• _What this task involves_: An exact copy of every record below is needed, with all pictures removed.

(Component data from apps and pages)
----------------------------------------

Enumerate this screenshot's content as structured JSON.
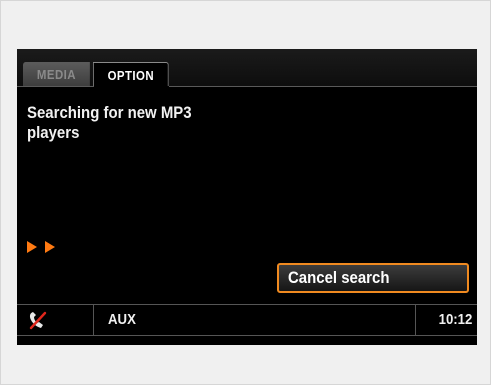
{
  "tabs": {
    "media_label": "MEDIA",
    "option_label": "OPTION"
  },
  "main": {
    "message_line1": "Searching for new MP3",
    "message_line2": "players",
    "cancel_label": "Cancel search"
  },
  "status": {
    "source_label": "AUX",
    "clock": "10:12",
    "phone_icon": "phone-crossed-icon"
  },
  "colors": {
    "accent": "#f08a20",
    "arrow": "#ff7a12",
    "background": "#000000"
  }
}
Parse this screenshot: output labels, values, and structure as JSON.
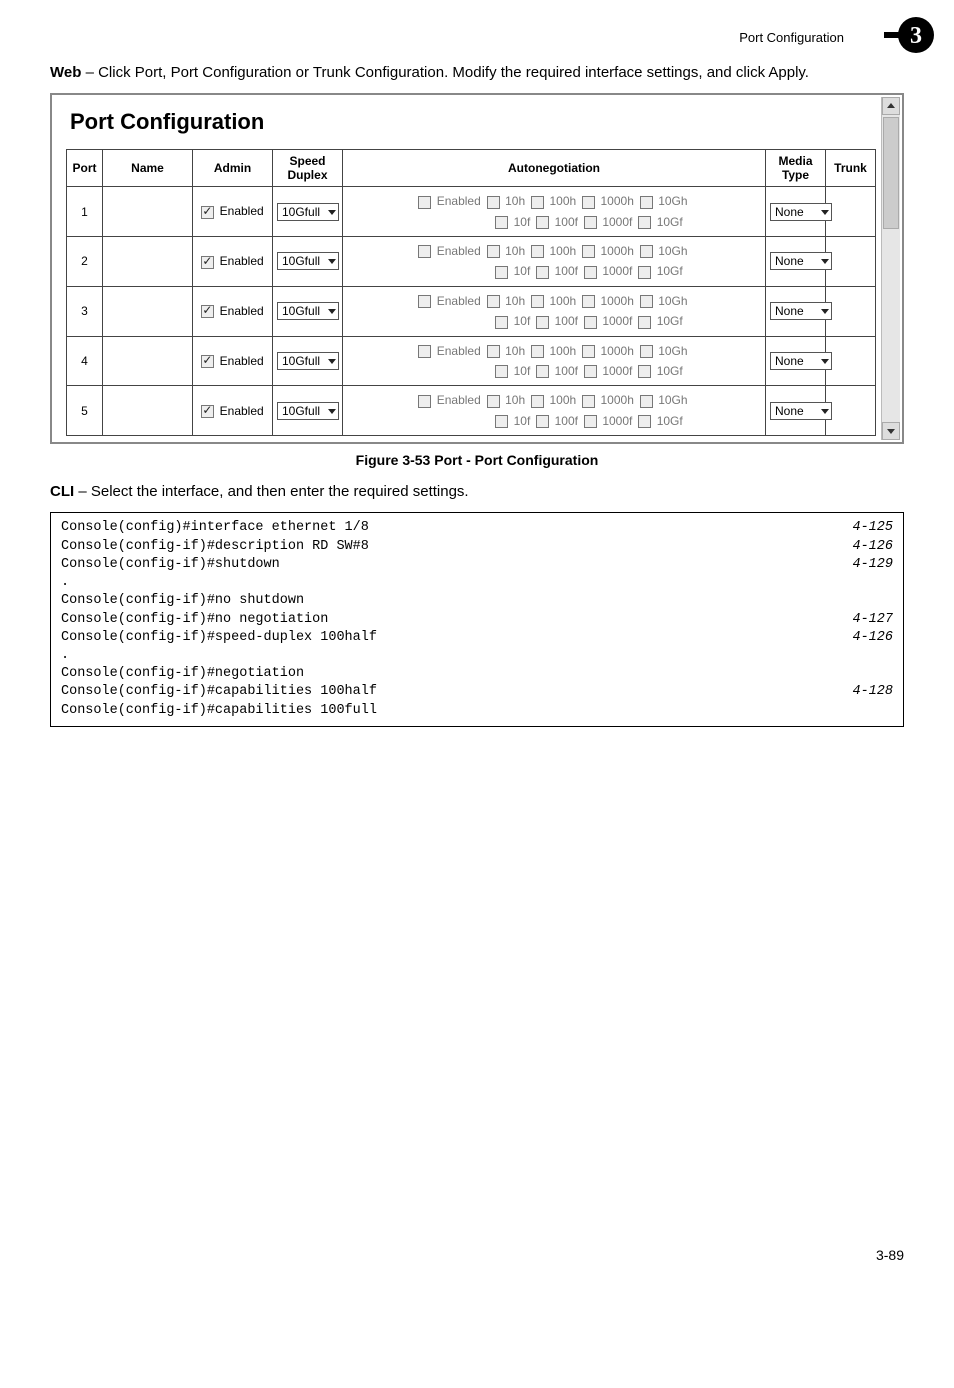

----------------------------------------

• _Task output_:
Enumerate this screenshot's content as structured JSON.
{
  "tabs": {
    "media_label": "MEDIA",
    "option_label": "OPTION"
  },
  "main": {
    "message_line1": "Searching for new MP3",
    "message_line2": "players",
    "cancel_label": "Cancel search"
  },
  "status": {
    "source_label": "AUX",
    "clock": "10:12",
    "phone_icon": "phone-crossed-icon"
  },
  "colors": {
    "accent": "#f08a20",
    "arrow": "#ff7a12",
    "background": "#000000"
  }
}
Parse this screenshot: output labels, values, and structure as JSON.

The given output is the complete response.